Going line by line through the records below, count those with the word "this" and give only the count.

Page and application data records:
--*--

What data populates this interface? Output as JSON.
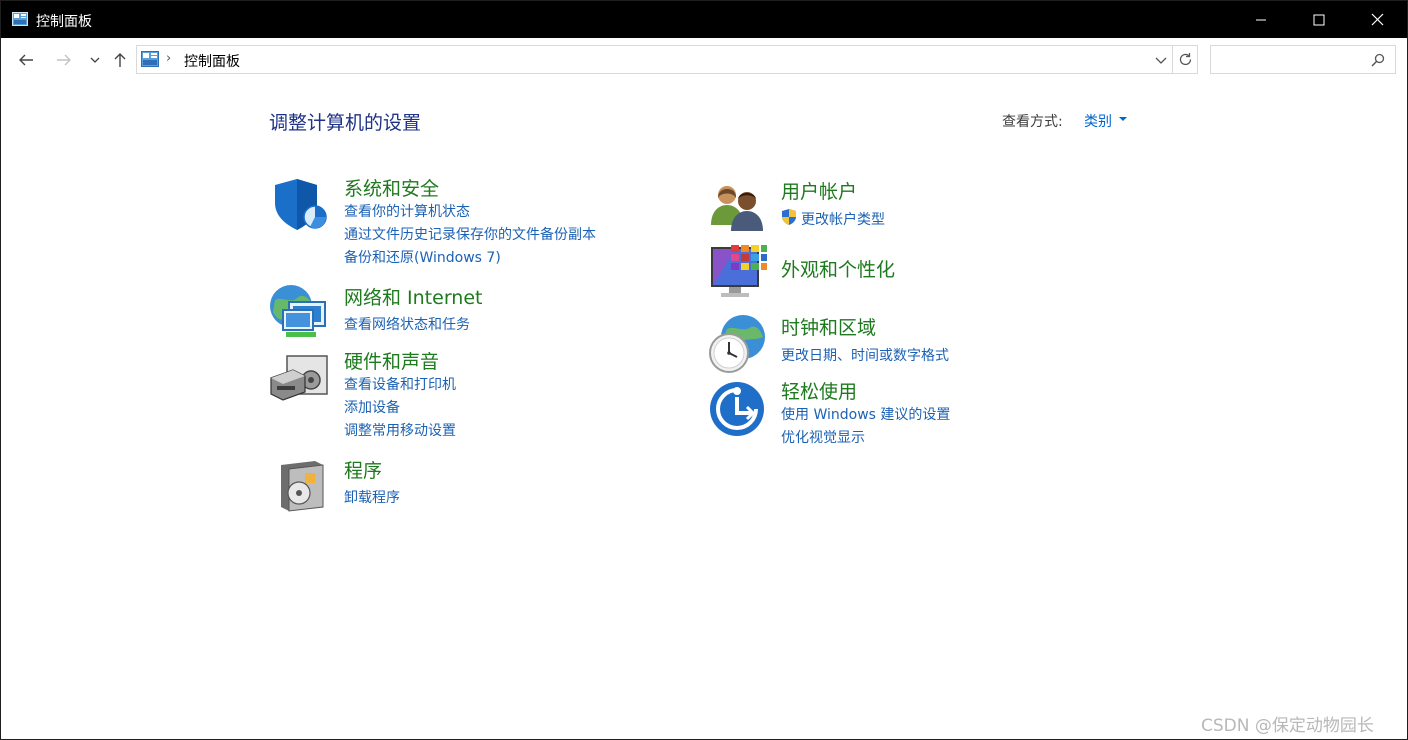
{
  "window": {
    "title": "控制面板"
  },
  "address": {
    "crumb": "控制面板",
    "search_placeholder": ""
  },
  "main": {
    "heading": "调整计算机的设置",
    "view_by_label": "查看方式:",
    "view_by_value": "类别"
  },
  "categories_left": [
    {
      "title": "系统和安全",
      "icon": "security-shield-icon",
      "links": [
        "查看你的计算机状态",
        "通过文件历史记录保存你的文件备份副本",
        "备份和还原(Windows 7)"
      ]
    },
    {
      "title": "网络和 Internet",
      "icon": "network-globe-icon",
      "links": [
        "查看网络状态和任务"
      ]
    },
    {
      "title": "硬件和声音",
      "icon": "printer-speaker-icon",
      "links": [
        "查看设备和打印机",
        "添加设备",
        "调整常用移动设置"
      ]
    },
    {
      "title": "程序",
      "icon": "programs-disc-icon",
      "links": [
        "卸载程序"
      ]
    }
  ],
  "categories_right": [
    {
      "title": "用户帐户",
      "icon": "users-icon",
      "links": [
        "更改帐户类型"
      ]
    },
    {
      "title": "外观和个性化",
      "icon": "monitor-palette-icon",
      "links": []
    },
    {
      "title": "时钟和区域",
      "icon": "clock-globe-icon",
      "links": [
        "更改日期、时间或数字格式"
      ]
    },
    {
      "title": "轻松使用",
      "icon": "ease-of-access-icon",
      "links": [
        "使用 Windows 建议的设置",
        "优化视觉显示"
      ]
    }
  ],
  "watermark": "CSDN @保定动物园长",
  "colors": {
    "category_title": "#1e7a1e",
    "link": "#1c62b4",
    "heading": "#1e3287",
    "titlebar": "#000000"
  }
}
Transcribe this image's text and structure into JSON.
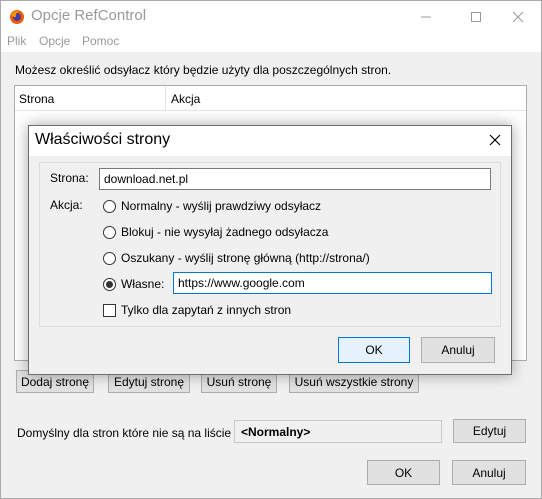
{
  "window": {
    "title": "Opcje RefControl",
    "menu": [
      {
        "label": "Plik"
      },
      {
        "label": "Opcje"
      },
      {
        "label": "Pomoc"
      }
    ],
    "description": "Możesz określić odsyłacz który będzie użyty dla poszczególnych stron.",
    "list": {
      "columns": [
        "Strona",
        "Akcja"
      ],
      "rows": []
    },
    "buttons": {
      "add": "Dodaj stronę",
      "edit": "Edytuj stronę",
      "remove": "Usuń stronę",
      "remove_all": "Usuń wszystkie strony"
    },
    "default": {
      "label": "Domyślny dla stron które nie są na liście",
      "value": "<Normalny>",
      "edit_button": "Edytuj"
    },
    "ok": "OK",
    "cancel": "Anuluj"
  },
  "dialog": {
    "title": "Właściwości strony",
    "site_label": "Strona:",
    "site_value": "download.net.pl",
    "action_label": "Akcja:",
    "options": [
      {
        "label": "Normalny - wyślij prawdziwy odsyłacz",
        "selected": false
      },
      {
        "label": "Blokuj - nie wysyłaj żadnego odsyłacza",
        "selected": false
      },
      {
        "label": "Oszukany - wyślij stronę główną (http://strona/)",
        "selected": false
      },
      {
        "label": "Własne:",
        "selected": true
      }
    ],
    "custom_value": "https://www.google.com",
    "third_party_label": "Tylko dla zapytań z innych stron",
    "third_party_checked": false,
    "ok": "OK",
    "cancel": "Anuluj"
  },
  "colors": {
    "window_bg": "#f0f0f0",
    "focus_border": "#0078d7",
    "disabled_text": "#999999"
  },
  "icons": {
    "app": "firefox-icon",
    "minimize": "minimize-icon",
    "maximize": "maximize-icon",
    "close": "close-icon"
  }
}
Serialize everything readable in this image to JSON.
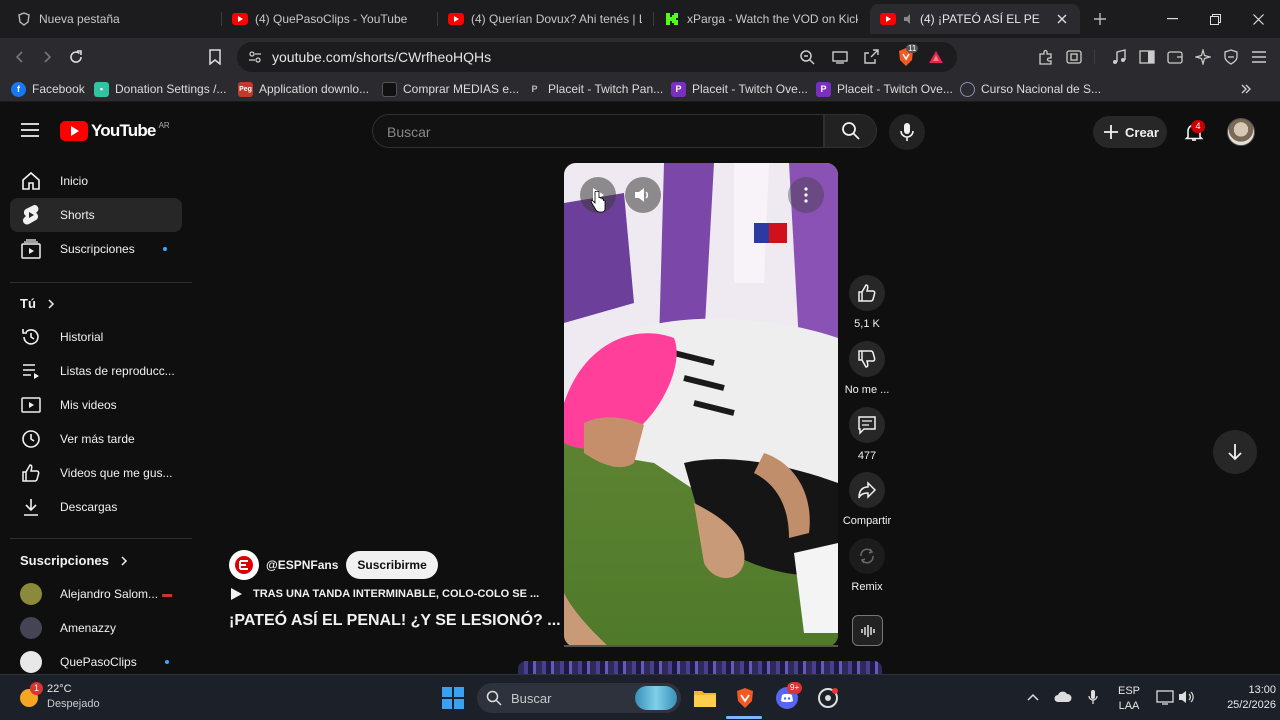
{
  "browser": {
    "tabs": [
      {
        "title": "Nueva pestaña",
        "favicon": "brave-shield-icon"
      },
      {
        "title": "(4) QuePasoClips - YouTube",
        "favicon": "youtube-icon"
      },
      {
        "title": "(4) Querían Dovux? Ahi tenés | La",
        "favicon": "youtube-icon"
      },
      {
        "title": "xParga - Watch the VOD on Kick",
        "favicon": "kick-icon"
      },
      {
        "title": "(4) ¡PATEÓ ASÍ EL PENAL!",
        "favicon": "youtube-icon",
        "active": true
      }
    ],
    "url": "youtube.com/shorts/CWrfheoHQHs",
    "brave_badge": "11",
    "bookmarks": [
      {
        "label": "Facebook",
        "icon": "facebook-icon",
        "color": "#1877f2"
      },
      {
        "label": "Donation Settings /...",
        "icon": "streamlabs-icon",
        "color": "#31c3a2"
      },
      {
        "label": "Application downlo...",
        "icon": "peg-icon",
        "color": "#c0392b"
      },
      {
        "label": "Comprar MEDIAS e...",
        "icon": "store-icon",
        "color": "#222222"
      },
      {
        "label": "Placeit - Twitch Pan...",
        "icon": "placeit-icon",
        "color": "#3a3a3a"
      },
      {
        "label": "Placeit - Twitch Ove...",
        "icon": "placeit-p-icon",
        "color": "#7b2fbf"
      },
      {
        "label": "Placeit - Twitch Ove...",
        "icon": "placeit-p-icon",
        "color": "#7b2fbf"
      },
      {
        "label": "Curso Nacional de S...",
        "icon": "seal-icon",
        "color": "#5a5a8a"
      }
    ]
  },
  "youtube": {
    "logo_text": "YouTube",
    "country": "AR",
    "search_placeholder": "Buscar",
    "create_label": "Crear",
    "notif_count": "4",
    "sidebar": {
      "main": [
        {
          "label": "Inicio",
          "icon": "home-icon"
        },
        {
          "label": "Shorts",
          "icon": "shorts-icon",
          "active": true
        },
        {
          "label": "Suscripciones",
          "icon": "subscriptions-icon",
          "dot": true
        }
      ],
      "you_heading": "Tú",
      "you": [
        {
          "label": "Historial",
          "icon": "history-icon"
        },
        {
          "label": "Listas de reproducc...",
          "icon": "playlists-icon"
        },
        {
          "label": "Mis videos",
          "icon": "my-videos-icon"
        },
        {
          "label": "Ver más tarde",
          "icon": "watch-later-icon"
        },
        {
          "label": "Videos que me gus...",
          "icon": "liked-icon"
        },
        {
          "label": "Descargas",
          "icon": "download-icon"
        }
      ],
      "subs_heading": "Suscripciones",
      "subs": [
        {
          "label": "Alejandro Salom...",
          "avatar_color": "#8a8a3a",
          "live": true
        },
        {
          "label": "Amenazzy",
          "avatar_color": "#444455"
        },
        {
          "label": "QuePasoClips",
          "avatar_color": "#e8e8e8",
          "dot": true
        }
      ]
    },
    "short": {
      "channel": "@ESPNFans",
      "subscribe": "Suscribirme",
      "playlist": "TRAS UNA TANDA INTERMINABLE, COLO-COLO SE ...",
      "title": "¡PATEÓ ASÍ EL PENAL! ¿Y SE LESIONÓ? ...",
      "likes": "5,1 K",
      "dislike_label": "No me ...",
      "comments": "477",
      "share_label": "Compartir",
      "remix_label": "Remix",
      "progress": 0.0
    }
  },
  "taskbar": {
    "weather_temp": "22°C",
    "weather_desc": "Despejado",
    "weather_badge": "1",
    "search_label": "Buscar",
    "lang_1": "ESP",
    "lang_2": "LAA",
    "time": "13:00",
    "date": "25/2/2026",
    "discord_badge": "9+"
  }
}
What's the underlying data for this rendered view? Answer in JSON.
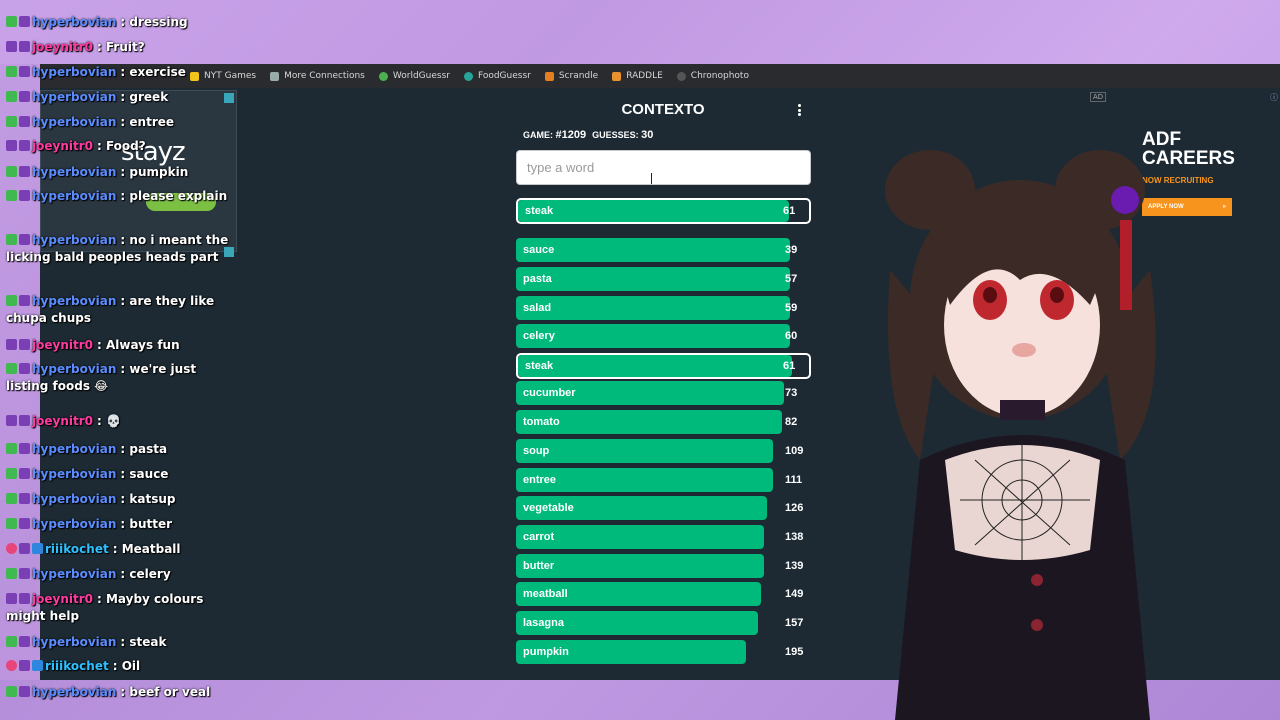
{
  "bookmarks": [
    "NYT Games",
    "More Connections",
    "WorldGuessr",
    "FoodGuessr",
    "Scrandle",
    "RADDLE",
    "Chronophoto"
  ],
  "ad_left": {
    "brand": "stayz"
  },
  "ad_right": {
    "tag": "AD",
    "brand_line1": "ADF",
    "brand_line2": "CAREERS",
    "recruiting": "NOW RECRUITING",
    "apply": "APPLY NOW"
  },
  "contexto": {
    "title": "CONTEXTO",
    "game_label": "GAME:",
    "game_number": "#1209",
    "guesses_label": "GUESSES:",
    "guesses_count": "30",
    "input_placeholder": "type a word",
    "last_guess": {
      "word": "steak",
      "distance": "61",
      "fill": 0.93
    },
    "guesses": [
      {
        "word": "sauce",
        "distance": "39",
        "fill": 0.93,
        "selected": false
      },
      {
        "word": "pasta",
        "distance": "57",
        "fill": 0.93,
        "selected": false
      },
      {
        "word": "salad",
        "distance": "59",
        "fill": 0.93,
        "selected": false
      },
      {
        "word": "celery",
        "distance": "60",
        "fill": 0.93,
        "selected": false
      },
      {
        "word": "steak",
        "distance": "61",
        "fill": 0.93,
        "selected": true
      },
      {
        "word": "cucumber",
        "distance": "73",
        "fill": 0.91,
        "selected": false
      },
      {
        "word": "tomato",
        "distance": "82",
        "fill": 0.9,
        "selected": false
      },
      {
        "word": "soup",
        "distance": "109",
        "fill": 0.87,
        "selected": false
      },
      {
        "word": "entree",
        "distance": "111",
        "fill": 0.87,
        "selected": false
      },
      {
        "word": "vegetable",
        "distance": "126",
        "fill": 0.85,
        "selected": false
      },
      {
        "word": "carrot",
        "distance": "138",
        "fill": 0.84,
        "selected": false
      },
      {
        "word": "butter",
        "distance": "139",
        "fill": 0.84,
        "selected": false
      },
      {
        "word": "meatball",
        "distance": "149",
        "fill": 0.83,
        "selected": false
      },
      {
        "word": "lasagna",
        "distance": "157",
        "fill": 0.82,
        "selected": false
      },
      {
        "word": "pumpkin",
        "distance": "195",
        "fill": 0.78,
        "selected": false
      }
    ]
  },
  "chat": [
    {
      "user": "hyperbovian",
      "text": "dressing",
      "color": "blue",
      "badges": [
        "check",
        "sub"
      ]
    },
    {
      "user": "joeynitr0",
      "text": "Fruit?",
      "color": "pink",
      "badges": [
        "sub",
        "sub"
      ]
    },
    {
      "user": "hyperbovian",
      "text": "exercise",
      "color": "blue",
      "badges": [
        "check",
        "sub"
      ]
    },
    {
      "user": "hyperbovian",
      "text": "greek",
      "color": "blue",
      "badges": [
        "check",
        "sub"
      ]
    },
    {
      "user": "hyperbovian",
      "text": "entree",
      "color": "blue",
      "badges": [
        "check",
        "sub"
      ]
    },
    {
      "user": "joeynitr0",
      "text": "Food?",
      "color": "pink",
      "badges": [
        "sub",
        "sub"
      ]
    },
    {
      "user": "hyperbovian",
      "text": "pumpkin",
      "color": "blue",
      "badges": [
        "check",
        "sub"
      ]
    },
    {
      "user": "hyperbovian",
      "text": "please explain",
      "color": "blue",
      "badges": [
        "check",
        "sub"
      ]
    },
    {
      "user": "hyperbovian",
      "text": "no i meant the licking bald peoples heads part",
      "color": "blue",
      "badges": [
        "check",
        "sub"
      ]
    },
    {
      "user": "hyperbovian",
      "text": "are they like chupa chups",
      "color": "blue",
      "badges": [
        "check",
        "sub"
      ]
    },
    {
      "user": "joeynitr0",
      "text": "Always fun",
      "color": "pink",
      "badges": [
        "sub",
        "sub"
      ]
    },
    {
      "user": "hyperbovian",
      "text": "we're just listing foods 😂",
      "color": "blue",
      "badges": [
        "check",
        "sub"
      ]
    },
    {
      "user": "joeynitr0",
      "text": "💀",
      "color": "pink",
      "badges": [
        "sub",
        "sub"
      ]
    },
    {
      "user": "hyperbovian",
      "text": "pasta",
      "color": "blue",
      "badges": [
        "check",
        "sub"
      ]
    },
    {
      "user": "hyperbovian",
      "text": "sauce",
      "color": "blue",
      "badges": [
        "check",
        "sub"
      ]
    },
    {
      "user": "hyperbovian",
      "text": "katsup",
      "color": "blue",
      "badges": [
        "check",
        "sub"
      ]
    },
    {
      "user": "hyperbovian",
      "text": "butter",
      "color": "blue",
      "badges": [
        "check",
        "sub"
      ]
    },
    {
      "user": "riiikochet",
      "text": "Meatball",
      "color": "cyan",
      "badges": [
        "heart",
        "star",
        "crown"
      ]
    },
    {
      "user": "hyperbovian",
      "text": "celery",
      "color": "blue",
      "badges": [
        "check",
        "sub"
      ]
    },
    {
      "user": "joeynitr0",
      "text": "Mayby colours might help",
      "color": "pink",
      "badges": [
        "sub",
        "sub"
      ]
    },
    {
      "user": "hyperbovian",
      "text": "steak",
      "color": "blue",
      "badges": [
        "check",
        "sub"
      ]
    },
    {
      "user": "riiikochet",
      "text": "Oil",
      "color": "cyan",
      "badges": [
        "heart",
        "star",
        "crown"
      ]
    },
    {
      "user": "hyperbovian",
      "text": "beef or veal",
      "color": "blue",
      "badges": [
        "check",
        "sub"
      ]
    }
  ]
}
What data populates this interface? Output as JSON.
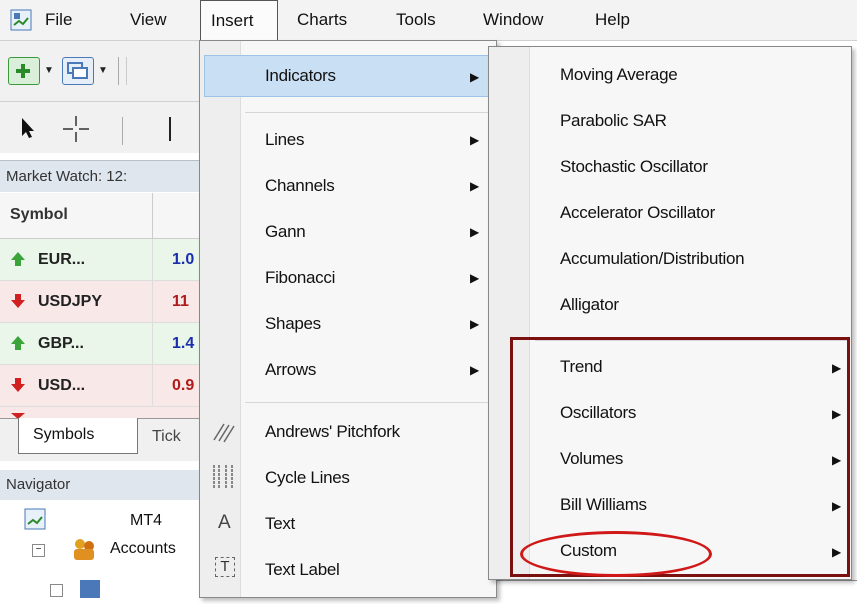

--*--

## Completed task
5